Programs which are writing rather than reading can safely ignore Entries.Log if they so choose.
This is a temporary file. Recommended usage is to write a new entries file to Entries.Backup, and then to rename it (atomically, where possible) to Entries.
This is the previous generation of the 'Entries' file. If your program modifies the 'Entries' file rename the existing file to 'Entries.Old' so that frontends are able to find out what has changed.
The only relevant thing about this file is whether it exists or not. If it exists, then it means that only part of a directory was gotten and cvsnt will not create additional files in that directory. To clear it, use the update command with the -d option, which will get the additional files and remove Entries.Static.
This holds extra information about the file that was not recorded by the original CVS client. If this file exists there is a line for each file in the Entries file. The lines can be in any order.
The format of the lines is:
If there are any extra fields after rcstime these should be ignored.
The second field is the saved tag from an update -j, which is recorded the next time the file is committed to store the mergepoint data.
The third field is unused (and reserved) at present.
The fourth field is the last checkin time of the file, expressed as a time_t. Do not assume that this value will fit into a 32bit variable, as this will cause problems in 2038.
The fifth, sixth and seventh fields define the revision, tag/branch and bug identifier of the last cvs edit that was invoked by the client.
This is the previous generation of the 'Entries.Extra' file. If your program modifies the 'Entries' file rename the existing file to 'Entries.Extra.Old' so that frontends are able to find out what has changed.
This file contains information about any renames that have not yet been committed to the repository. The file is stored as pairs of filenames within the directory, with a blank meaning 'removed'.
This file contains per-directory sticky tags or dates. The first character is T for a branch tag, N for a non-branch tag, or D for a date, or another character to mean the file should be silently ignored, for future expansion. This character is followed by the tag or date. Note that per-directory sticky tags or dates are used for things like applying to files which are newly added; they might not be the same as the sticky tags or dates on individual files. For general information on sticky tags and dates, see the section called “Sticky tags”.
CVSNT also stores the directory revision in this file, as a numeric tag.
This file stores notifications (for example, for edit or unedit) which have not yet been sent to the server. Its format is not yet documented here.
This file is to Notify as Entries.Backup is to Entries. That is, to write Notify, first write the new contents to Notify.tmp and then (atomically where possible), rename it to Notify.
If watches are in use, then an edit command stores the original copy of the file in the Base directory. This allows the unedit command to operate even if it is unable to communicate with the server.
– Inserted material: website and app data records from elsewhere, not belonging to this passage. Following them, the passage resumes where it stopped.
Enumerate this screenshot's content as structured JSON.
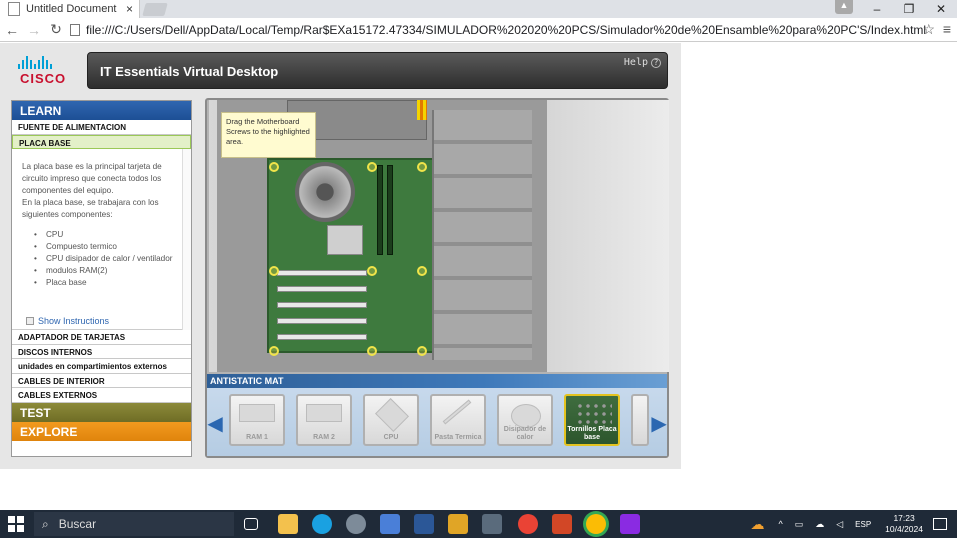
{
  "browser": {
    "tab_title": "Untitled Document",
    "tab_close": "×",
    "url": "file:///C:/Users/Dell/AppData/Local/Temp/Rar$EXa15172.47334/SIMULADOR%202020%20PCS/Simulador%20de%20Ensamble%20para%20PC'S/Index.html",
    "win_minimize": "–",
    "win_restore": "❐",
    "win_close": "✕"
  },
  "app": {
    "logo_text": "CISCO",
    "title": "IT Essentials Virtual Desktop",
    "help": "Help",
    "help_icon_glyph": "?"
  },
  "sidebar": {
    "learn": "LEARN",
    "items_top": [
      {
        "label": "FUENTE DE ALIMENTACION"
      },
      {
        "label": "PLACA BASE"
      }
    ],
    "description": {
      "p1": "La placa base es la principal tarjeta de circuito impreso que conecta todos los componentes del equipo.",
      "p2": "En la placa base, se trabajara con los siguientes componentes:",
      "components": [
        "CPU",
        "Compuesto termico",
        "CPU disipador de calor / ventilador",
        "modulos RAM(2)",
        "Placa base"
      ]
    },
    "show_instructions": "Show Instructions",
    "items_bottom": [
      {
        "label": "ADAPTADOR DE TARJETAS"
      },
      {
        "label": "DISCOS INTERNOS"
      },
      {
        "label": "unidades en compartimientos externos"
      },
      {
        "label": "CABLES DE INTERIOR"
      },
      {
        "label": "CABLES EXTERNOS"
      }
    ],
    "test": "TEST",
    "explore": "EXPLORE"
  },
  "workspace": {
    "tooltip": "Drag the Motherboard Screws to the highlighted area.",
    "mat_label": "ANTISTATIC MAT",
    "items": [
      {
        "label": "RAM 1"
      },
      {
        "label": "RAM 2"
      },
      {
        "label": "CPU"
      },
      {
        "label": "Pasta Termica"
      },
      {
        "label": "Disipador de calor"
      },
      {
        "label": "Tornillos Placa base"
      }
    ]
  },
  "taskbar": {
    "search_placeholder": "Buscar",
    "lang": "ESP",
    "time": "17:23",
    "date": "10/4/2024"
  },
  "colors": {
    "learn": "#1d4f95",
    "test": "#6f6d25",
    "explore": "#e0840c",
    "active_item": "#e3f0c8",
    "selected_tray_border": "#e4c320"
  }
}
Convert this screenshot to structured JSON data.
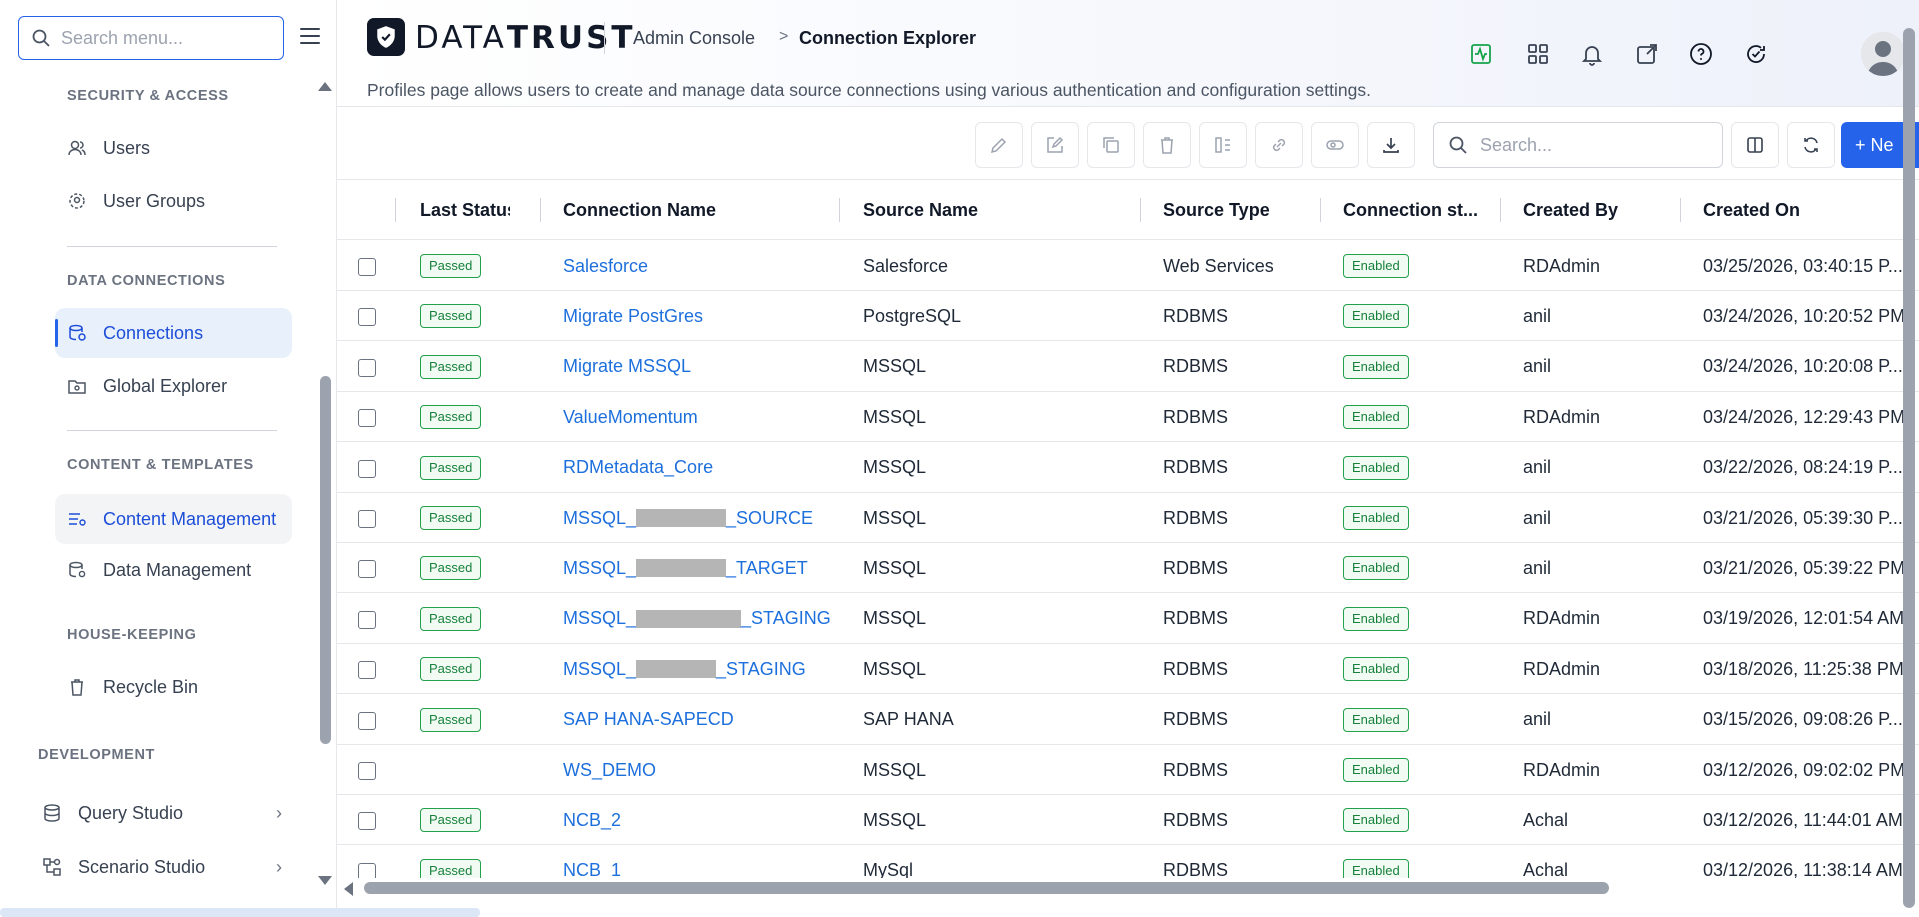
{
  "sidebar": {
    "search_placeholder": "Search menu...",
    "sections": {
      "security": "SECURITY & ACCESS",
      "data_connections": "DATA CONNECTIONS",
      "content": "CONTENT & TEMPLATES",
      "housekeeping": "HOUSE-KEEPING",
      "development": "DEVELOPMENT"
    },
    "items": {
      "users": "Users",
      "user_groups": "User Groups",
      "connections": "Connections",
      "global_explorer": "Global Explorer",
      "content_management": "Content Management",
      "data_management": "Data Management",
      "recycle_bin": "Recycle Bin",
      "query_studio": "Query Studio",
      "scenario_studio": "Scenario Studio"
    }
  },
  "header": {
    "logo_prefix": "DATA",
    "logo_suffix": "TRUST",
    "breadcrumb_parent": "Admin Console",
    "breadcrumb_separator": ">",
    "breadcrumb_current": "Connection Explorer",
    "subtitle": "Profiles page allows users to create and manage data source connections using various authentication and configuration settings.",
    "icons": [
      "activity-icon",
      "apps-grid-icon",
      "bell-icon",
      "external-link-icon",
      "help-icon",
      "refresh-check-icon"
    ]
  },
  "toolbar": {
    "search_placeholder": "Search...",
    "new_label": "+ Ne"
  },
  "table": {
    "columns": {
      "last_status": "Last Status",
      "connection_name": "Connection Name",
      "source_name": "Source Name",
      "source_type": "Source Type",
      "connection_status": "Connection st...",
      "created_by": "Created By",
      "created_on": "Created On"
    },
    "rows": [
      {
        "status": "Passed",
        "name": "Salesforce",
        "source": "Salesforce",
        "type": "Web Services",
        "conn": "Enabled",
        "by": "RDAdmin",
        "on": "03/25/2026, 03:40:15 P..."
      },
      {
        "status": "Passed",
        "name": "Migrate PostGres",
        "source": "PostgreSQL",
        "type": "RDBMS",
        "conn": "Enabled",
        "by": "anil",
        "on": "03/24/2026, 10:20:52 PM"
      },
      {
        "status": "Passed",
        "name": "Migrate MSSQL",
        "source": "MSSQL",
        "type": "RDBMS",
        "conn": "Enabled",
        "by": "anil",
        "on": "03/24/2026, 10:20:08 P..."
      },
      {
        "status": "Passed",
        "name": "ValueMomentum",
        "source": "MSSQL",
        "type": "RDBMS",
        "conn": "Enabled",
        "by": "RDAdmin",
        "on": "03/24/2026, 12:29:43 PM"
      },
      {
        "status": "Passed",
        "name": "RDMetadata_Core",
        "source": "MSSQL",
        "type": "RDBMS",
        "conn": "Enabled",
        "by": "anil",
        "on": "03/22/2026, 08:24:19 P..."
      },
      {
        "status": "Passed",
        "name_pre": "MSSQL_",
        "name_post": "_SOURCE",
        "source": "MSSQL",
        "type": "RDBMS",
        "conn": "Enabled",
        "by": "anil",
        "on": "03/21/2026, 05:39:30 P..."
      },
      {
        "status": "Passed",
        "name_pre": "MSSQL_",
        "name_post": "_TARGET",
        "source": "MSSQL",
        "type": "RDBMS",
        "conn": "Enabled",
        "by": "anil",
        "on": "03/21/2026, 05:39:22 PM"
      },
      {
        "status": "Passed",
        "name_pre": "MSSQL_",
        "name_post": "_STAGING",
        "source": "MSSQL",
        "type": "RDBMS",
        "conn": "Enabled",
        "by": "RDAdmin",
        "on": "03/19/2026, 12:01:54 AM"
      },
      {
        "status": "Passed",
        "name_pre": "MSSQL_",
        "name_post": "_STAGING",
        "source": "MSSQL",
        "type": "RDBMS",
        "conn": "Enabled",
        "by": "RDAdmin",
        "on": "03/18/2026, 11:25:38 PM"
      },
      {
        "status": "Passed",
        "name": "SAP HANA-SAPECD",
        "source": "SAP HANA",
        "type": "RDBMS",
        "conn": "Enabled",
        "by": "anil",
        "on": "03/15/2026, 09:08:26 P..."
      },
      {
        "status": "",
        "name": "WS_DEMO",
        "source": "MSSQL",
        "type": "RDBMS",
        "conn": "Enabled",
        "by": "RDAdmin",
        "on": "03/12/2026, 09:02:02 PM"
      },
      {
        "status": "Passed",
        "name": "NCB_2",
        "source": "MSSQL",
        "type": "RDBMS",
        "conn": "Enabled",
        "by": "Achal",
        "on": "03/12/2026, 11:44:01 AM"
      },
      {
        "status": "Passed",
        "name": "NCB_1",
        "source": "MySql",
        "type": "RDBMS",
        "conn": "Enabled",
        "by": "Achal",
        "on": "03/12/2026, 11:38:14 AM"
      }
    ]
  },
  "colors": {
    "accent": "#2563eb",
    "link": "#1d6fdc",
    "status_green": "#22a04b"
  }
}
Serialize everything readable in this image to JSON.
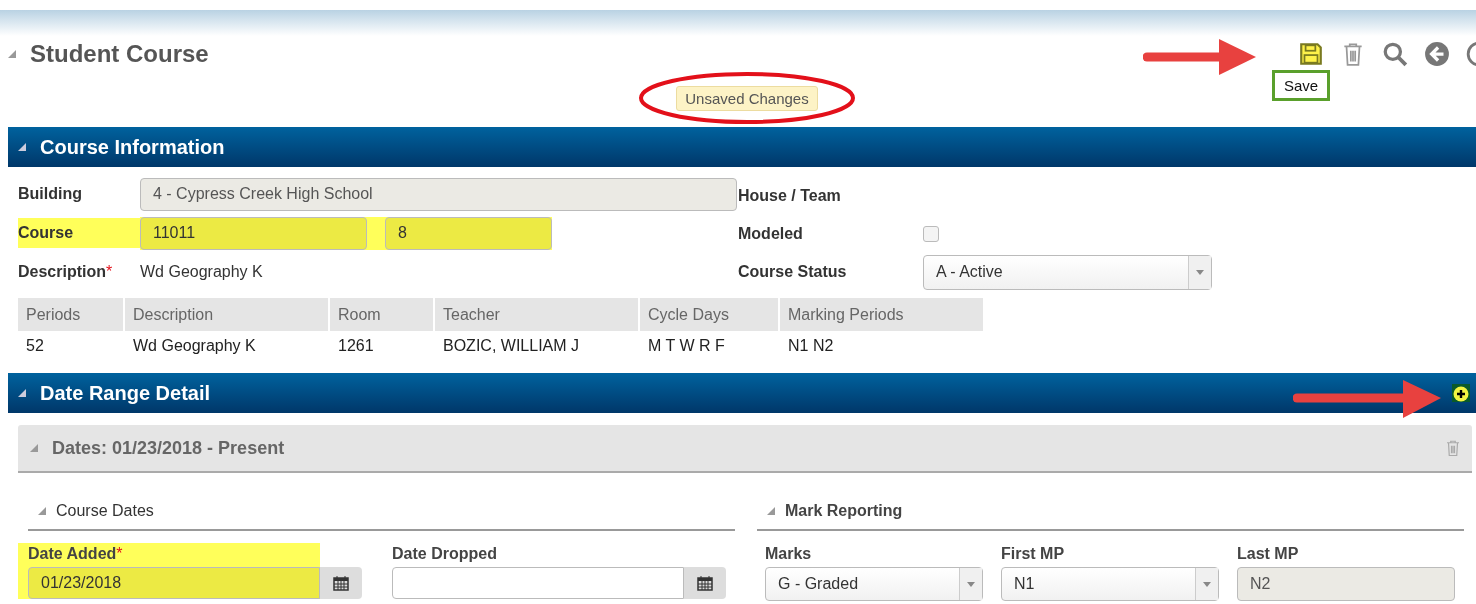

This file contains the template specified by the rcsinfo file (the section called “rcsinfo”). It is only used by the client; the non-client/server cvsnt consults rcsinfo directly.